We have had to adapt and we know how to make best use of it so it is part of our routine now. But when I started the choice of using radio mikes was almost made by the director! It was not a technical but an artistic choice. For instance when director wanted to hear the actor closely in a very wide shot, or filming actors walking away from camera and still be heard closely, etc...

Really appreciate your post Fred! When I started a few years ago I was actually kind of bothered by how unsatisfiying it is to work with lavs and started to wonder why they seem to be a go-to procedure. Of course I then also learned about multi-cam shoots, noisy locations etc... And even in smaller budget movies I worked on which didn't shoot multi-cam I had the experience that the use of lavs was always expected by production (no matter how they shot it) and 2nd boom for example was too expensive ("not necessary").

 

So there seems to be some sort of pattern here that I've seen elsewhere while researching this topic. This being mainly that most developments in technology made faster workflows possible but didn't really safe much time since the amount of work that was expected also became more. And on the other hand that developments often just make it possible to keep up with the pace of the production that is being pushed.

What's really interesting to me now is the aesthetical aspect you mentioned and how these decision were often not really made by the sound person.

Link to comment
Share on other sites

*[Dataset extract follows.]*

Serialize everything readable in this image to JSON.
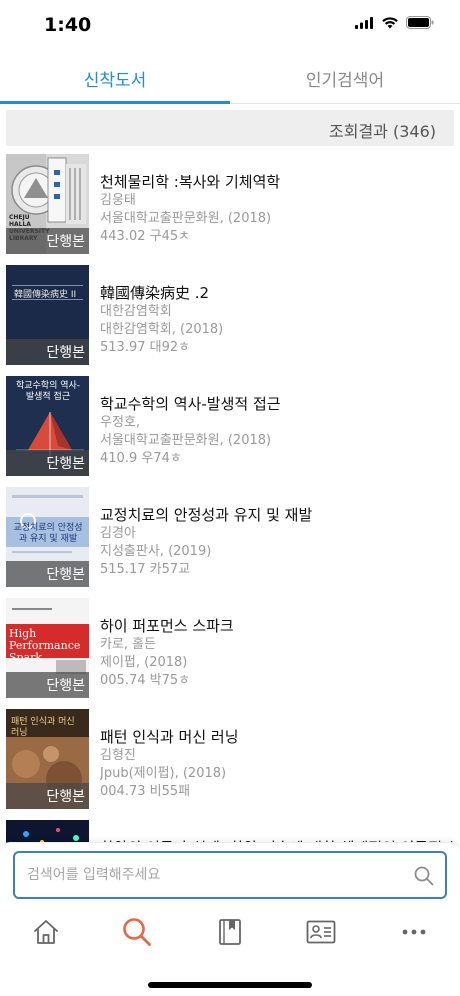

I don't know who coined the phrase and though I understand the spirit of that phrase I really do not like it. I cringe a little bit when I hear it said by sound people because I don't think it is useful or actually instructive. So many times the words "boom is in shot" is spoken by other crew members who are not qualified to even comment or by operators who have screwed up and are trying to cover their mistake. A more useful phrase, one to say to oneself is: I feel really good about the work, I found the ideal line for my boom mic without even getting any "help" from anyone else.

Link to comment
Share on other sites

Join the conversation

You can post now and register later. If you have an account, sign in now to post with your account.
Note: Your post will require moderator approval before it will be visible.

Guest
Reply to this topic...

×   Pasted as rich text.   Paste as plain text instead

  Only 75 emoji are allowed.

×   Your link has been automatically embedded.   Display as a link instead

×   Your previous content has been restored.   Clear editor

×   You cannot paste images directly. Upload or insert images from URL.

 Share

×
×
  • Create New...